▸ Requirement
Return all the data verbatim but without images.

▸ Dataset extract

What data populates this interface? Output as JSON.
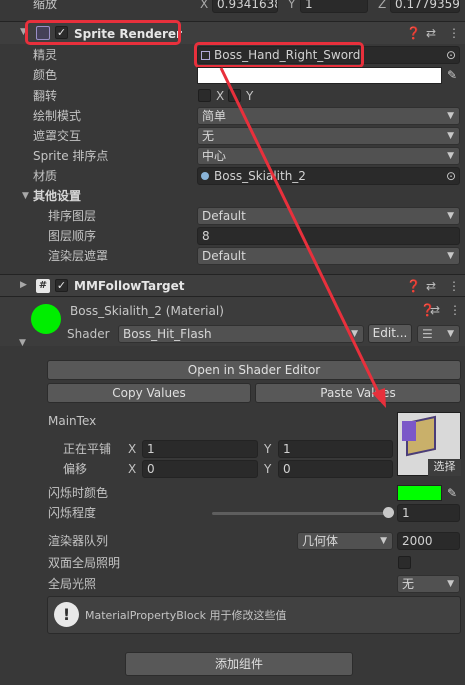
{
  "top_row": {
    "label": "缩放",
    "x_label": "X",
    "x_value": "0.9341638",
    "y_label": "Y",
    "y_value": "1",
    "z_label": "Z",
    "z_value": "0.1779359"
  },
  "sprite_renderer": {
    "title": "Sprite Renderer",
    "sprite_label": "精灵",
    "sprite_value": "Boss_Hand_Right_Sword",
    "color_label": "颜色",
    "flip_label": "翻转",
    "flip_x": "X",
    "flip_y": "Y",
    "draw_mode_label": "绘制模式",
    "draw_mode_value": "简单",
    "mask_label": "遮罩交互",
    "mask_value": "无",
    "sort_point_label": "Sprite 排序点",
    "sort_point_value": "中心",
    "material_label": "材质",
    "material_value": "Boss_Skialith_2",
    "other_settings_label": "其他设置",
    "sorting_layer_label": "排序图层",
    "sorting_layer_value": "Default",
    "order_label": "图层顺序",
    "order_value": "8",
    "rendering_layer_label": "渲染层遮罩",
    "rendering_layer_value": "Default"
  },
  "follow_target": {
    "title": "MMFollowTarget"
  },
  "material": {
    "name": "Boss_Skialith_2 (Material)",
    "shader_label": "Shader",
    "shader_value": "Boss_Hit_Flash",
    "edit_label": "Edit...",
    "open_editor": "Open in Shader Editor",
    "copy_values": "Copy Values",
    "paste_values": "Paste Values",
    "main_tex_label": "MainTex",
    "tiling_label": "正在平铺",
    "tiling_x": "1",
    "tiling_y": "1",
    "offset_label": "偏移",
    "offset_x": "0",
    "offset_y": "0",
    "x_label": "X",
    "y_label": "Y",
    "select_label": "选择",
    "flash_color_label": "闪烁时颜色",
    "flash_amount_label": "闪烁程度",
    "flash_amount_value": "1",
    "flash_amount_fraction": 1.0,
    "render_queue_label": "渲染器队列",
    "render_queue_mode": "几何体",
    "render_queue_value": "2000",
    "double_gi_label": "双面全局照明",
    "global_illum_label": "全局光照",
    "global_illum_value": "无",
    "info_text": "MaterialPropertyBlock 用于修改这些值"
  },
  "add_component": "添加组件",
  "colors": {
    "flash_color": "#00ff00",
    "material_swatch": "#00ee00",
    "highlight": "#e8303c",
    "sprite_color": "#ffffff"
  },
  "icons": [
    "sprite-renderer-icon",
    "script-icon",
    "help-icon",
    "settings-icon",
    "more-icon",
    "target-icon",
    "eyedropper-icon",
    "warning-icon"
  ]
}
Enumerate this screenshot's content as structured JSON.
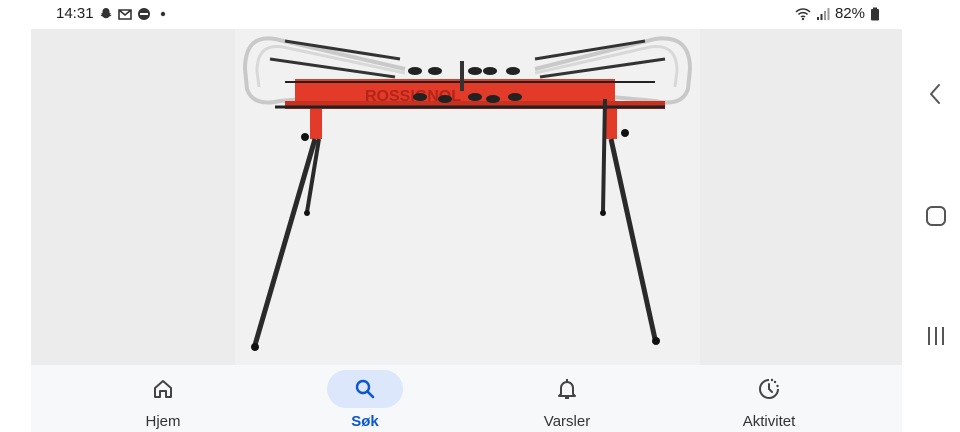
{
  "status_bar": {
    "time": "14:31",
    "left_icons": [
      "snapchat-icon",
      "gmail-icon",
      "app-icon",
      "dot-icon"
    ],
    "battery": "82%",
    "right_icons": [
      "wifi-icon",
      "signal-icon",
      "battery-icon"
    ]
  },
  "image": {
    "brand_text": "ROSSIGNOL",
    "background": "#ececec",
    "table_color": "#e23b2a",
    "leg_color": "#2a2a2a"
  },
  "bottom_nav": {
    "items": [
      {
        "label": "Hjem",
        "icon": "home-icon"
      },
      {
        "label": "Søk",
        "icon": "search-icon",
        "active": true
      },
      {
        "label": "Varsler",
        "icon": "bell-icon"
      },
      {
        "label": "Aktivitet",
        "icon": "activity-icon"
      }
    ],
    "active_color": "#0b57d0",
    "pill_color": "#dce7fb"
  },
  "system_nav": {
    "buttons": [
      "back-icon",
      "home-button-icon",
      "recents-icon"
    ]
  }
}
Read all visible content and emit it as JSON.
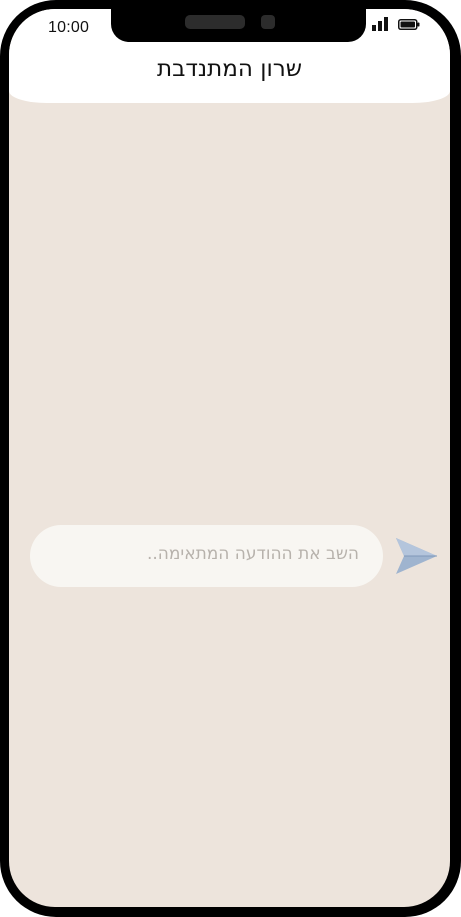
{
  "status_bar": {
    "time": "10:00",
    "signal_icon": "signal-bars-icon",
    "battery_icon": "battery-icon"
  },
  "chat": {
    "title": "שרון המתנדבת"
  },
  "composer": {
    "reply_text": "השב את ההודעה המתאימה..",
    "send_icon": "paper-plane-icon"
  },
  "colors": {
    "background": "#ede4dc",
    "header": "#ffffff",
    "input": "#f8f6f2",
    "placeholder": "#b7b2ac",
    "send_icon": "#9fb4cf",
    "frame": "#000000"
  }
}
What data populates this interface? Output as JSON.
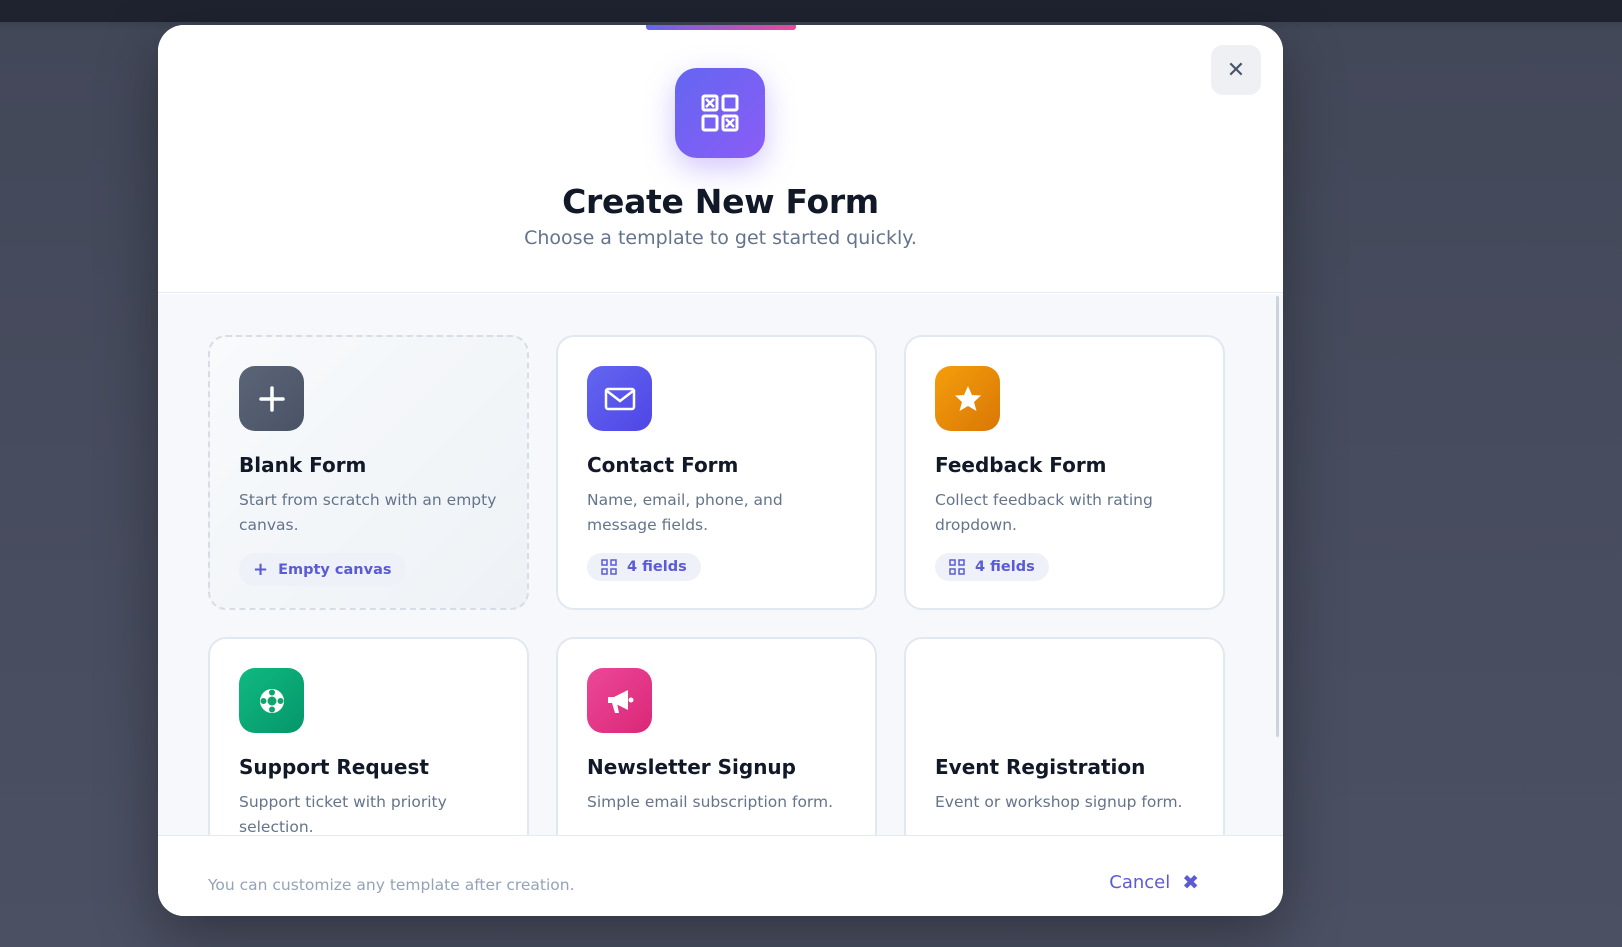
{
  "modal": {
    "title": "Create New Form",
    "subtitle": "Choose a template to get started quickly.",
    "close_icon": "close-icon",
    "header_icon": "grid-icon"
  },
  "templates": [
    {
      "title": "Blank Form",
      "description": "Start from scratch with an empty canvas.",
      "badge": "Empty canvas",
      "icon": "plus-icon",
      "color": "#5b6578",
      "badge_icon": "plus-icon"
    },
    {
      "title": "Contact Form",
      "description": "Name, email, phone, and message fields.",
      "badge": "4 fields",
      "icon": "mail-icon",
      "color": "#6366f1",
      "badge_icon": "grid-icon"
    },
    {
      "title": "Feedback Form",
      "description": "Collect feedback with rating dropdown.",
      "badge": "4 fields",
      "icon": "star-icon",
      "color": "#ea8a0b",
      "badge_icon": "grid-icon"
    },
    {
      "title": "Support Request",
      "description": "Support ticket with priority selection.",
      "badge": "",
      "icon": "lifebuoy-icon",
      "color": "#10a56f",
      "badge_icon": "grid-icon"
    },
    {
      "title": "Newsletter Signup",
      "description": "Simple email subscription form.",
      "badge": "",
      "icon": "megaphone-icon",
      "color": "#ec4899",
      "badge_icon": "grid-icon"
    },
    {
      "title": "Event Registration",
      "description": "Event or workshop signup form.",
      "badge": "",
      "icon": "",
      "color": "",
      "badge_icon": "grid-icon"
    }
  ],
  "footer": {
    "note": "You can customize any template after creation.",
    "cancel_label": "Cancel"
  }
}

▸ Completed exercise
What data populates this interface? Output as JSON.
{
  "top_row": {
    "label": "缩放",
    "x_label": "X",
    "x_value": "0.9341638",
    "y_label": "Y",
    "y_value": "1",
    "z_label": "Z",
    "z_value": "0.1779359"
  },
  "sprite_renderer": {
    "title": "Sprite Renderer",
    "sprite_label": "精灵",
    "sprite_value": "Boss_Hand_Right_Sword",
    "color_label": "颜色",
    "flip_label": "翻转",
    "flip_x": "X",
    "flip_y": "Y",
    "draw_mode_label": "绘制模式",
    "draw_mode_value": "简单",
    "mask_label": "遮罩交互",
    "mask_value": "无",
    "sort_point_label": "Sprite 排序点",
    "sort_point_value": "中心",
    "material_label": "材质",
    "material_value": "Boss_Skialith_2",
    "other_settings_label": "其他设置",
    "sorting_layer_label": "排序图层",
    "sorting_layer_value": "Default",
    "order_label": "图层顺序",
    "order_value": "8",
    "rendering_layer_label": "渲染层遮罩",
    "rendering_layer_value": "Default"
  },
  "follow_target": {
    "title": "MMFollowTarget"
  },
  "material": {
    "name": "Boss_Skialith_2 (Material)",
    "shader_label": "Shader",
    "shader_value": "Boss_Hit_Flash",
    "edit_label": "Edit...",
    "open_editor": "Open in Shader Editor",
    "copy_values": "Copy Values",
    "paste_values": "Paste Values",
    "main_tex_label": "MainTex",
    "tiling_label": "正在平铺",
    "tiling_x": "1",
    "tiling_y": "1",
    "offset_label": "偏移",
    "offset_x": "0",
    "offset_y": "0",
    "x_label": "X",
    "y_label": "Y",
    "select_label": "选择",
    "flash_color_label": "闪烁时颜色",
    "flash_amount_label": "闪烁程度",
    "flash_amount_value": "1",
    "flash_amount_fraction": 1.0,
    "render_queue_label": "渲染器队列",
    "render_queue_mode": "几何体",
    "render_queue_value": "2000",
    "double_gi_label": "双面全局照明",
    "global_illum_label": "全局光照",
    "global_illum_value": "无",
    "info_text": "MaterialPropertyBlock 用于修改这些值"
  },
  "add_component": "添加组件",
  "colors": {
    "flash_color": "#00ff00",
    "material_swatch": "#00ee00",
    "highlight": "#e8303c",
    "sprite_color": "#ffffff"
  },
  "icons": [
    "sprite-renderer-icon",
    "script-icon",
    "help-icon",
    "settings-icon",
    "more-icon",
    "target-icon",
    "eyedropper-icon",
    "warning-icon"
  ]
}
Enumerate this screenshot's content as structured JSON.
{
  "status_bar": {
    "time": "14:31",
    "left_icons": [
      "snapchat-icon",
      "gmail-icon",
      "app-icon",
      "dot-icon"
    ],
    "battery": "82%",
    "right_icons": [
      "wifi-icon",
      "signal-icon",
      "battery-icon"
    ]
  },
  "image": {
    "brand_text": "ROSSIGNOL",
    "background": "#ececec",
    "table_color": "#e23b2a",
    "leg_color": "#2a2a2a"
  },
  "bottom_nav": {
    "items": [
      {
        "label": "Hjem",
        "icon": "home-icon"
      },
      {
        "label": "Søk",
        "icon": "search-icon",
        "active": true
      },
      {
        "label": "Varsler",
        "icon": "bell-icon"
      },
      {
        "label": "Aktivitet",
        "icon": "activity-icon"
      }
    ],
    "active_color": "#0b57d0",
    "pill_color": "#dce7fb"
  },
  "system_nav": {
    "buttons": [
      "back-icon",
      "home-button-icon",
      "recents-icon"
    ]
  }
}
Read all visible content and emit it as JSON.
{
  "status_bar": {
    "time": "10:00",
    "signal_icon": "signal-bars-icon",
    "battery_icon": "battery-icon"
  },
  "chat": {
    "title": "שרון המתנדבת"
  },
  "composer": {
    "reply_text": "השב את ההודעה המתאימה..",
    "send_icon": "paper-plane-icon"
  },
  "colors": {
    "background": "#ede4dc",
    "header": "#ffffff",
    "input": "#f8f6f2",
    "placeholder": "#b7b2ac",
    "send_icon": "#9fb4cf",
    "frame": "#000000"
  }
}
What data populates this interface? Output as JSON.
{
  "modal": {
    "title": "Create New Form",
    "subtitle": "Choose a template to get started quickly.",
    "close_icon": "close-icon",
    "header_icon": "grid-icon"
  },
  "templates": [
    {
      "title": "Blank Form",
      "description": "Start from scratch with an empty canvas.",
      "badge": "Empty canvas",
      "icon": "plus-icon",
      "color": "#5b6578",
      "badge_icon": "plus-icon"
    },
    {
      "title": "Contact Form",
      "description": "Name, email, phone, and message fields.",
      "badge": "4 fields",
      "icon": "mail-icon",
      "color": "#6366f1",
      "badge_icon": "grid-icon"
    },
    {
      "title": "Feedback Form",
      "description": "Collect feedback with rating dropdown.",
      "badge": "4 fields",
      "icon": "star-icon",
      "color": "#ea8a0b",
      "badge_icon": "grid-icon"
    },
    {
      "title": "Support Request",
      "description": "Support ticket with priority selection.",
      "badge": "",
      "icon": "lifebuoy-icon",
      "color": "#10a56f",
      "badge_icon": "grid-icon"
    },
    {
      "title": "Newsletter Signup",
      "description": "Simple email subscription form.",
      "badge": "",
      "icon": "megaphone-icon",
      "color": "#ec4899",
      "badge_icon": "grid-icon"
    },
    {
      "title": "Event Registration",
      "description": "Event or workshop signup form.",
      "badge": "",
      "icon": "",
      "color": "",
      "badge_icon": "grid-icon"
    }
  ],
  "footer": {
    "note": "You can customize any template after creation.",
    "cancel_label": "Cancel"
  }
}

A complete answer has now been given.